I used to love writing. It was my default activity (that, and reading); everything else something I endured in order to get to the writing. I would hide my...
Friday, June 12, 2009
The September Issue
I'm not sure if the doco The September Issue is going to get a cinema release in Australia but I was lucky enough to see it last night as part of the Sydney Film Festival.
Even though I tend to enjoy most fashion flicks (and please, the woeful Sex and the City Movie does not count) they generally get panned by reviewers who don't really 'get' the frilly world of frocks, but I suspect this will be quite well received by audiences, fashionista or no, as it touches on so much more than clothes.
The September Issue is a fabulous fly on the wall documentary which follows US Vogue Editor-in-Chief Anna Wintour for six months as she and her staff pull together the September 2007 issue of the magazine, still the biggest issue in it's history. The documentary maker was given unprecedented access into the hallowed cubicles of Vogue and I loved seeing how the issue was pulled together.
Anna Wintour has a reputation as an ice queen and this film will do nothing to dispel that perception. Meryl Streep's Miranda Priestly in The Devil Wears Prada was so freakishly spot on that if you'd put her in a blonde bob they could be one and the same person. She is unrelentingly critical, seems to make her decisions as to which photos and clothes make the pages on a completely arbitrary basis and doesn't demonstrate any great passion for the fashion she reigns over, although surely she must feel it.
What amazed me was that the hyperbole about her influence in the fashion industry seems not be hyperbole at all, with her silent withering looks able to make and break a designers career. It is amusing to see her actually summon a guffaw as she gives the CEO of Neiman Marcus a flirty arm touch at a Vogue/retail conference.
Vogue's Creative Director Grace Coddington comes off as the antithesis of Anna. She has warmth, a sense of humour and a devoted passion for the beauty of fashion and the aesthetic in general. She is a true artist and Anna does give credit where credit is due (apparently she has been quoted as saying she can't live without Grace), despite their numerous disagreements.
As a study in office politics this film is priceless. Of course these things can be cut so easily to push or pull the audience in a particular direction, but Anna was at the Sundance premiere so she can't be too miffed about it.

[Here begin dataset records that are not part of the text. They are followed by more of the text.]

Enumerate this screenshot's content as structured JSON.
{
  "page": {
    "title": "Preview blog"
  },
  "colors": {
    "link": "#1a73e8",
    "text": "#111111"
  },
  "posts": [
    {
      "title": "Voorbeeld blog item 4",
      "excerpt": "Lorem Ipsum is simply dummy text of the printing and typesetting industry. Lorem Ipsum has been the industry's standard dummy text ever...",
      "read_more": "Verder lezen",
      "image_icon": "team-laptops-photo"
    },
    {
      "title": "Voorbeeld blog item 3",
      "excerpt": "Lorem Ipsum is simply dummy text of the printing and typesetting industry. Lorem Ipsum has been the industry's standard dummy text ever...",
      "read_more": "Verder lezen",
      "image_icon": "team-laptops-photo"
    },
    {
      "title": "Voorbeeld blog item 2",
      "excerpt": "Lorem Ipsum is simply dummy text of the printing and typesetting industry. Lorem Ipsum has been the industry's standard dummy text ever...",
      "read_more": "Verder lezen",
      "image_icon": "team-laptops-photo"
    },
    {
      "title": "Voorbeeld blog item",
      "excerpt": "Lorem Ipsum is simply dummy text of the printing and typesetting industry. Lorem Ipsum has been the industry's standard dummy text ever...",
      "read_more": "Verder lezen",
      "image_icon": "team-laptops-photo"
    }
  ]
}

As soon as it finished I wanted to watch it again to revisit the behind the scenes glimpses of the high fashion shoots + relive Anna's ruthless cut downs and evil eye. And I wanted to befriend the lovely Grace.
For a more cerebral review of the doco written by someone with a better handle on the film world click here.